START DATA EXCERPTS
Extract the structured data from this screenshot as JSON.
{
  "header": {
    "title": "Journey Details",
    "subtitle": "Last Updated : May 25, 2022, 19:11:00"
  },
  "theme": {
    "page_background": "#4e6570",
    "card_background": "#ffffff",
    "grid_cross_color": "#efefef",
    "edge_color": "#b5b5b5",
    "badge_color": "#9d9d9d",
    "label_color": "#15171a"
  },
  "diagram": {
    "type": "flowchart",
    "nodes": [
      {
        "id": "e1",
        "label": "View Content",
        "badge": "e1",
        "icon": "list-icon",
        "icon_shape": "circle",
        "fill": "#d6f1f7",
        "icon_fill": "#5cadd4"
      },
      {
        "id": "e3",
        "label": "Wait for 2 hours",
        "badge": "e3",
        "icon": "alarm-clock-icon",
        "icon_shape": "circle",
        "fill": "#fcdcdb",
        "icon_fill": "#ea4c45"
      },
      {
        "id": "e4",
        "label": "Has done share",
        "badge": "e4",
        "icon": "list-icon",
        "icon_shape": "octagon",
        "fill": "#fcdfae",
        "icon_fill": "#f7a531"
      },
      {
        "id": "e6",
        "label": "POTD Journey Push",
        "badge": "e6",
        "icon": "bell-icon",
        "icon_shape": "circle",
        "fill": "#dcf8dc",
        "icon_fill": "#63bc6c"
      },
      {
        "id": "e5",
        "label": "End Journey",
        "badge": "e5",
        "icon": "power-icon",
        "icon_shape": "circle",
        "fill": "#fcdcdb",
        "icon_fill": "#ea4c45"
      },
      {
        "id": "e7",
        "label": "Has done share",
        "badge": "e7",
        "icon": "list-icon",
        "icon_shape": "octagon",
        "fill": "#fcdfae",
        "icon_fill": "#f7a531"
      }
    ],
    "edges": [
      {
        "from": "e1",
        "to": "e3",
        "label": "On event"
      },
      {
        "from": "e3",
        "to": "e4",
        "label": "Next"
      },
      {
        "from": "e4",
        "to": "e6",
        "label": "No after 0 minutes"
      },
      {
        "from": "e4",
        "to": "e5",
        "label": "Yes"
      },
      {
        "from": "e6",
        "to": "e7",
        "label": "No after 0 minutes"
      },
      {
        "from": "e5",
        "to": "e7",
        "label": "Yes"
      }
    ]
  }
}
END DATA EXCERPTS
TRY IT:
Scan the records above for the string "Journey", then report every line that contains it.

EXERCISE OUTPUT:
    "title": "Journey Details",
        "label": "POTD Journey Push",
        "label": "End Journey",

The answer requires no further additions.